“The leader’s role, our role, is to light the way for your team through empathetic communications – to be a torchbearer,” says Duarte and Sanchez. “Torchbearers are dreamers, pioneers and scouts who are energized to light the path for travelers. You may see the path ahead with clarity but the outcome of your venture is not really up to you. Your idea is the spark, but you need others to carry the fire on the long trek ahead.”
Luckily for you, there’s a torchbearer’s toolkit. In it you’ll find speeches, stories, ceremonies and symbols.
You give speeches to persuade. You tell stories to win hearts and minds. You hold ceremonies to celebrate milestones, build community and sustain our commitment.
And you put symbols into your speeches, stories and ceremonies. “Because of their resonance, symbols become the visual language of a social group. They express a people’s thoughts, feelings and values in a shorthand and sometimes highly charged way.”
The speeches you give, the stories you tell and the ceremonies you hold will vary depending on where we’re at in our journey.
Change happens in five stages and those stages make up what Duarte and Sanchez call the Venture Scape.
“Like a story, your Venture Scape has a beginning, middle and end. Change has an identifiable pattern to it.”
Change starts with a dream stage where you tell and sell your vision for the future. Your vision needs to be clear and compelling if we’re going to buy in.

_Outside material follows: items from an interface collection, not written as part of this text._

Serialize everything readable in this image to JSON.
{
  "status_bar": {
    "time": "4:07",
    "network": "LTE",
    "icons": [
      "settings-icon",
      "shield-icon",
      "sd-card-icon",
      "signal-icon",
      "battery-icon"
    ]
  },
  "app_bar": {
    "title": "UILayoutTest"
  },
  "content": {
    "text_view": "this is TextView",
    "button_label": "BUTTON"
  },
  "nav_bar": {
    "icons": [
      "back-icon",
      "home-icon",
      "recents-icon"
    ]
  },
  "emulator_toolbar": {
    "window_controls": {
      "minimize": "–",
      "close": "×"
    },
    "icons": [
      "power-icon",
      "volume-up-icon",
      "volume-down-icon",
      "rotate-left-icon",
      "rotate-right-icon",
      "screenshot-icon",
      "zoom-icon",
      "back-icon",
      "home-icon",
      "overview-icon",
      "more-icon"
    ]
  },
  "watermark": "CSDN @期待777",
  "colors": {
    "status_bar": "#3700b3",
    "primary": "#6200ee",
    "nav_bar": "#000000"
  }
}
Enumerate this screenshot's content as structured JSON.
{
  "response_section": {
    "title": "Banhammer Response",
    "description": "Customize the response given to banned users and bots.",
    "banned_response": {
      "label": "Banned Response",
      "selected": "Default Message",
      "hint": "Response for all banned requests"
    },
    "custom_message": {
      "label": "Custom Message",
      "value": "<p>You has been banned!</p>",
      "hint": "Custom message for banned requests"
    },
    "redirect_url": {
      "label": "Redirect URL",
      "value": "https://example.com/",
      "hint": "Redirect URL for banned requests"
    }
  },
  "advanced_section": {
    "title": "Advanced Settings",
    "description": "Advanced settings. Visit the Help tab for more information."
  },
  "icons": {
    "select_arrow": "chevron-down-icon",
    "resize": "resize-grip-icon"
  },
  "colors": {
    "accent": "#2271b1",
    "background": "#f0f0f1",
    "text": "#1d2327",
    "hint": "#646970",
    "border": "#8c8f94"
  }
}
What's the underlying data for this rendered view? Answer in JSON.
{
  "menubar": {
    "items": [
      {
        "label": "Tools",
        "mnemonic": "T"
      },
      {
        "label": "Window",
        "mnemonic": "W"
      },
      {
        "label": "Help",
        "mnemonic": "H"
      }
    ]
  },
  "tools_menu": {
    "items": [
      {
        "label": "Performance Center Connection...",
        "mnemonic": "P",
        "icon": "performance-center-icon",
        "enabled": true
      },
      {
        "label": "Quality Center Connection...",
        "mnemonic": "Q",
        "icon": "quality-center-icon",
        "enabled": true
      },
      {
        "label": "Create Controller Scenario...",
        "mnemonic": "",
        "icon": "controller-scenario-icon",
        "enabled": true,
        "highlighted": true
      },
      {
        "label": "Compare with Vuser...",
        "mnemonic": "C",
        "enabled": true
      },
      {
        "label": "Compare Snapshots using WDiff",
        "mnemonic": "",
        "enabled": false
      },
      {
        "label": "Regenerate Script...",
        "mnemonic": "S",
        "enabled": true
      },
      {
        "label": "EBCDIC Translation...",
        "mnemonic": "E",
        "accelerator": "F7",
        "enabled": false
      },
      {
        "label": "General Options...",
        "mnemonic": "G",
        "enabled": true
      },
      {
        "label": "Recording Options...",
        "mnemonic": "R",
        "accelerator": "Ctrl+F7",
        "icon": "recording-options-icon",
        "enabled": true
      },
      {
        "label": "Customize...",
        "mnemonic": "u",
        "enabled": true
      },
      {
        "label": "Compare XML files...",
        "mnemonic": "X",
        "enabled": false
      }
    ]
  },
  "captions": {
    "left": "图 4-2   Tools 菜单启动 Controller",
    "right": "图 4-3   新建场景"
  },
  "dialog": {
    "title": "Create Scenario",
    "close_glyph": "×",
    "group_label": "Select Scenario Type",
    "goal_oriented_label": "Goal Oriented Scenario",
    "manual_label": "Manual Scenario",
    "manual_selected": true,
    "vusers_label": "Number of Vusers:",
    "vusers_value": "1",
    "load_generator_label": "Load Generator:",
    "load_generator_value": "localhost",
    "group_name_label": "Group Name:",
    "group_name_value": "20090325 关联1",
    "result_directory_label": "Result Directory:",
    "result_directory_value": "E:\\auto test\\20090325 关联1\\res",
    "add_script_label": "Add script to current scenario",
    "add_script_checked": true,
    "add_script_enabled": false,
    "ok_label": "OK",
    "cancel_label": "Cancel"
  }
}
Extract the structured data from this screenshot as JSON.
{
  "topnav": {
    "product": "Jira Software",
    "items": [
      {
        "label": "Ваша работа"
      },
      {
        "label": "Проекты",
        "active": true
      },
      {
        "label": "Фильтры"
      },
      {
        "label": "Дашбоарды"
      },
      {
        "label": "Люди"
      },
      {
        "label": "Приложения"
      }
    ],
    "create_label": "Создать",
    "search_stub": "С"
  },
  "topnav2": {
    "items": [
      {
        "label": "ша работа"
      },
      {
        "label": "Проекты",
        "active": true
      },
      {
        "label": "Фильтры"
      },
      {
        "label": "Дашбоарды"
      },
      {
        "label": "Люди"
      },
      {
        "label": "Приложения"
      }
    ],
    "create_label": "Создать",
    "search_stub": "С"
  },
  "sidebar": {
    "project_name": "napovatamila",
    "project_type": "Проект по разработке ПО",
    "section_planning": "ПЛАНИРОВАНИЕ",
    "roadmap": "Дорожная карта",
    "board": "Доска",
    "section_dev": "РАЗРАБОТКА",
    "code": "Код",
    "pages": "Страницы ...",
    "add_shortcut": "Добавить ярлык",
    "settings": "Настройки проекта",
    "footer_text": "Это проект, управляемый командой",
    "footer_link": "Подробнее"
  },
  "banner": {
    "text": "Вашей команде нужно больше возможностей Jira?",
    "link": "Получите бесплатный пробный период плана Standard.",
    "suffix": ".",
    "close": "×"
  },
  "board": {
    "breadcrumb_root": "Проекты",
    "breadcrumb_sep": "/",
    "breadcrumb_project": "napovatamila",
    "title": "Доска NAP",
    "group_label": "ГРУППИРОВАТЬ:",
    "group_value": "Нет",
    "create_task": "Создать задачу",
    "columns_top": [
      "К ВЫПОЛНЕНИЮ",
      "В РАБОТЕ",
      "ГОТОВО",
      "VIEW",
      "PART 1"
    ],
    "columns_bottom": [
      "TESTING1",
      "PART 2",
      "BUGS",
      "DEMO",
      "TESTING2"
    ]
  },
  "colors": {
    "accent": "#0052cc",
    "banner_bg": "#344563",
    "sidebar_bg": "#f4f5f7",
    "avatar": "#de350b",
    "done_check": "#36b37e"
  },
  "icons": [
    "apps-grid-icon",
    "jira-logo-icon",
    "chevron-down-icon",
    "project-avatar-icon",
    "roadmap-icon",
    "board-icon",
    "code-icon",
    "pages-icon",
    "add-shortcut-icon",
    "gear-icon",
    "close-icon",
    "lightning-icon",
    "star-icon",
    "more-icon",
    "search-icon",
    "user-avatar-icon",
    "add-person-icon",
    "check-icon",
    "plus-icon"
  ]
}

The leap stage follows and this is where you need us to commit, take on new responsibilities and change our behaviors.
We then move into the fight stage. You need us to find the courage to be equal to the challenges ahead and gear up for battle.
The climb stage is where the going gets rough, our enthusiasm wanes and our resolve wavers. We’re not having fun anymore. We’re wondering if the sacrifice is worth the reward.
And then we finally cross the finish line at the arrival stage. It’s a time to celebrate and reflect on what’ve accomplished, whether we succeeded or fell short.
Starbucks, IBM and Apple are among the companies that Duarte and Sanchez use as case studies to show the power of synching speeches, stories, ceremonies and symbols to the five stage-Venture Scape.
With every case study, there was a leader who lit the way. You won’t pull off transformational change without one. Duarte and Sanchez show how you can be the one.
“Some say being a torchbearer is a burden. Some say it’s a blessing. Either way, those who light the path are the ones who change the world.”